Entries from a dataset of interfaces

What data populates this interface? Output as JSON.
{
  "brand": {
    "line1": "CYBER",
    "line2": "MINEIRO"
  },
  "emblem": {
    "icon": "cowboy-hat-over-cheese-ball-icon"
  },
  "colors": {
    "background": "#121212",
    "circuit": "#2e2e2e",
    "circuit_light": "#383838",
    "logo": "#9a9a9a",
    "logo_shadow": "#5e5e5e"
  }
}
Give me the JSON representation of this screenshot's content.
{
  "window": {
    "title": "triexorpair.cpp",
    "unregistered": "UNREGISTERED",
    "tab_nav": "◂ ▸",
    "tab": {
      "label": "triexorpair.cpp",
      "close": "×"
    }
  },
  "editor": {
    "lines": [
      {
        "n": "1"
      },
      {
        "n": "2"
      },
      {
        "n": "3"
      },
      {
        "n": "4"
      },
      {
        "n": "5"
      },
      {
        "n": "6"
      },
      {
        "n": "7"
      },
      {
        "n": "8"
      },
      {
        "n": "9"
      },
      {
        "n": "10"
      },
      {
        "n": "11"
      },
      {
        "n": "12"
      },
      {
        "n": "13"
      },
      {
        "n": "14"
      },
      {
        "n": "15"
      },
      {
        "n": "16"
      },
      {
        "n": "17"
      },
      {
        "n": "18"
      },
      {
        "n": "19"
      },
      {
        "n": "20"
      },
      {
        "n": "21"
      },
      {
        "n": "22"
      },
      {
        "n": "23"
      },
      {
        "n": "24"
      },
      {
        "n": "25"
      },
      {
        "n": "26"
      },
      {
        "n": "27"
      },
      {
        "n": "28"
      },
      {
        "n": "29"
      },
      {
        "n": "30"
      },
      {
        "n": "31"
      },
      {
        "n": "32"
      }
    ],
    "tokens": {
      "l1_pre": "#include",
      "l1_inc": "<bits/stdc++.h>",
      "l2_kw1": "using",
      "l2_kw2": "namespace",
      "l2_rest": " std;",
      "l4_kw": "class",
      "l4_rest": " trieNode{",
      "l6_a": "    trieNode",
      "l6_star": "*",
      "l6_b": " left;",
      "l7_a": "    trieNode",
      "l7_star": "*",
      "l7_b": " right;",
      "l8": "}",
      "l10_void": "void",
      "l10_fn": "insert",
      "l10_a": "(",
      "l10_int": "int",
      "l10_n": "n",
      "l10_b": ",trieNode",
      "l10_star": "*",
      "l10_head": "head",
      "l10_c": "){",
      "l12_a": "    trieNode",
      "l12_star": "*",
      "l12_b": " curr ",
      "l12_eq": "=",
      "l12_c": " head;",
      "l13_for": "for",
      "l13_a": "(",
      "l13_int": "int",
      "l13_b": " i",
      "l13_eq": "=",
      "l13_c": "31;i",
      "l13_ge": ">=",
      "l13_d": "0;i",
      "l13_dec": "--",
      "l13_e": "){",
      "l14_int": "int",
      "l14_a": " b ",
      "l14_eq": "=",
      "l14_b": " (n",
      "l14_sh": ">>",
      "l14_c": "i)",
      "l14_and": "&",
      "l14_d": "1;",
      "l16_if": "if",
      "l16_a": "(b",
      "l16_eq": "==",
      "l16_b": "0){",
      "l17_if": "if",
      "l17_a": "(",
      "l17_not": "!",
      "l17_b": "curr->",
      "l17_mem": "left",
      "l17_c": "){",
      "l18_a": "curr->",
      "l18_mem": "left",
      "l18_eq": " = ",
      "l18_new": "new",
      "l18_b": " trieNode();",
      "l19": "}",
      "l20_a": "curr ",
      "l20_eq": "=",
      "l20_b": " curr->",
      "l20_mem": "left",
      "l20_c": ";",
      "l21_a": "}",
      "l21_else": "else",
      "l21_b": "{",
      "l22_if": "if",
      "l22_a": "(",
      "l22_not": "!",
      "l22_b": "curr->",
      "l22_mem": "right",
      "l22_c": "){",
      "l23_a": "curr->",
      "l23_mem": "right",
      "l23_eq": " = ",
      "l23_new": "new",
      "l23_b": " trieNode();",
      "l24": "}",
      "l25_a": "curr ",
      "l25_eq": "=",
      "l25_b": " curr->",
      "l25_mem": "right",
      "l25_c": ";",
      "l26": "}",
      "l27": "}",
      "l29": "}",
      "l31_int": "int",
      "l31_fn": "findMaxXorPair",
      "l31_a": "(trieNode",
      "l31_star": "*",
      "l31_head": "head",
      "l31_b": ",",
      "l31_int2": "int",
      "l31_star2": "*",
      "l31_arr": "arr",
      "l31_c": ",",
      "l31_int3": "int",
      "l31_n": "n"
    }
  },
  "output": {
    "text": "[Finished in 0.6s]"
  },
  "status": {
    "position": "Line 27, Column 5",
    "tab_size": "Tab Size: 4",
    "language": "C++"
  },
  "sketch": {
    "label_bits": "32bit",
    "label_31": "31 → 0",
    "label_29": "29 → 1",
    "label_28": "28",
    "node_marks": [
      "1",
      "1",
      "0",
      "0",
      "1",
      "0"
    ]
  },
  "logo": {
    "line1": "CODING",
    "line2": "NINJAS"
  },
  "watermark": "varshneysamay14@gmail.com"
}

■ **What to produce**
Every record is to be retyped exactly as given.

■ **Solved exercise**
What data populates this interface? Output as JSON.
{
  "brand": {
    "line1": "CYBER",
    "line2": "MINEIRO"
  },
  "emblem": {
    "icon": "cowboy-hat-over-cheese-ball-icon"
  },
  "colors": {
    "background": "#121212",
    "circuit": "#2e2e2e",
    "circuit_light": "#383838",
    "logo": "#9a9a9a",
    "logo_shadow": "#5e5e5e"
  }
}
Give me the JSON representation of this screenshot's content.
{
  "window": {
    "title": "triexorpair.cpp",
    "unregistered": "UNREGISTERED",
    "tab_nav": "◂ ▸",
    "tab": {
      "label": "triexorpair.cpp",
      "close": "×"
    }
  },
  "editor": {
    "lines": [
      {
        "n": "1"
      },
      {
        "n": "2"
      },
      {
        "n": "3"
      },
      {
        "n": "4"
      },
      {
        "n": "5"
      },
      {
        "n": "6"
      },
      {
        "n": "7"
      },
      {
        "n": "8"
      },
      {
        "n": "9"
      },
      {
        "n": "10"
      },
      {
        "n": "11"
      },
      {
        "n": "12"
      },
      {
        "n": "13"
      },
      {
        "n": "14"
      },
      {
        "n": "15"
      },
      {
        "n": "16"
      },
      {
        "n": "17"
      },
      {
        "n": "18"
      },
      {
        "n": "19"
      },
      {
        "n": "20"
      },
      {
        "n": "21"
      },
      {
        "n": "22"
      },
      {
        "n": "23"
      },
      {
        "n": "24"
      },
      {
        "n": "25"
      },
      {
        "n": "26"
      },
      {
        "n": "27"
      },
      {
        "n": "28"
      },
      {
        "n": "29"
      },
      {
        "n": "30"
      },
      {
        "n": "31"
      },
      {
        "n": "32"
      }
    ],
    "tokens": {
      "l1_pre": "#include",
      "l1_inc": "<bits/stdc++.h>",
      "l2_kw1": "using",
      "l2_kw2": "namespace",
      "l2_rest": " std;",
      "l4_kw": "class",
      "l4_rest": " trieNode{",
      "l6_a": "    trieNode",
      "l6_star": "*",
      "l6_b": " left;",
      "l7_a": "    trieNode",
      "l7_star": "*",
      "l7_b": " right;",
      "l8": "}",
      "l10_void": "void",
      "l10_fn": "insert",
      "l10_a": "(",
      "l10_int": "int",
      "l10_n": "n",
      "l10_b": ",trieNode",
      "l10_star": "*",
      "l10_head": "head",
      "l10_c": "){",
      "l12_a": "    trieNode",
      "l12_star": "*",
      "l12_b": " curr ",
      "l12_eq": "=",
      "l12_c": " head;",
      "l13_for": "for",
      "l13_a": "(",
      "l13_int": "int",
      "l13_b": " i",
      "l13_eq": "=",
      "l13_c": "31;i",
      "l13_ge": ">=",
      "l13_d": "0;i",
      "l13_dec": "--",
      "l13_e": "){",
      "l14_int": "int",
      "l14_a": " b ",
      "l14_eq": "=",
      "l14_b": " (n",
      "l14_sh": ">>",
      "l14_c": "i)",
      "l14_and": "&",
      "l14_d": "1;",
      "l16_if": "if",
      "l16_a": "(b",
      "l16_eq": "==",
      "l16_b": "0){",
      "l17_if": "if",
      "l17_a": "(",
      "l17_not": "!",
      "l17_b": "curr->",
      "l17_mem": "left",
      "l17_c": "){",
      "l18_a": "curr->",
      "l18_mem": "left",
      "l18_eq": " = ",
      "l18_new": "new",
      "l18_b": " trieNode();",
      "l19": "}",
      "l20_a": "curr ",
      "l20_eq": "=",
      "l20_b": " curr->",
      "l20_mem": "left",
      "l20_c": ";",
      "l21_a": "}",
      "l21_else": "else",
      "l21_b": "{",
      "l22_if": "if",
      "l22_a": "(",
      "l22_not": "!",
      "l22_b": "curr->",
      "l22_mem": "right",
      "l22_c": "){",
      "l23_a": "curr->",
      "l23_mem": "right",
      "l23_eq": " = ",
      "l23_new": "new",
      "l23_b": " trieNode();",
      "l24": "}",
      "l25_a": "curr ",
      "l25_eq": "=",
      "l25_b": " curr->",
      "l25_mem": "right",
      "l25_c": ";",
      "l26": "}",
      "l27": "}",
      "l29": "}",
      "l31_int": "int",
      "l31_fn": "findMaxXorPair",
      "l31_a": "(trieNode",
      "l31_star": "*",
      "l31_head": "head",
      "l31_b": ",",
      "l31_int2": "int",
      "l31_star2": "*",
      "l31_arr": "arr",
      "l31_c": ",",
      "l31_int3": "int",
      "l31_n": "n"
    }
  },
  "output": {
    "text": "[Finished in 0.6s]"
  },
  "status": {
    "position": "Line 27, Column 5",
    "tab_size": "Tab Size: 4",
    "language": "C++"
  },
  "sketch": {
    "label_bits": "32bit",
    "label_31": "31 → 0",
    "label_29": "29 → 1",
    "label_28": "28",
    "node_marks": [
      "1",
      "1",
      "0",
      "0",
      "1",
      "0"
    ]
  },
  "logo": {
    "line1": "CODING",
    "line2": "NINJAS"
  },
  "watermark": "varshneysamay14@gmail.com"
}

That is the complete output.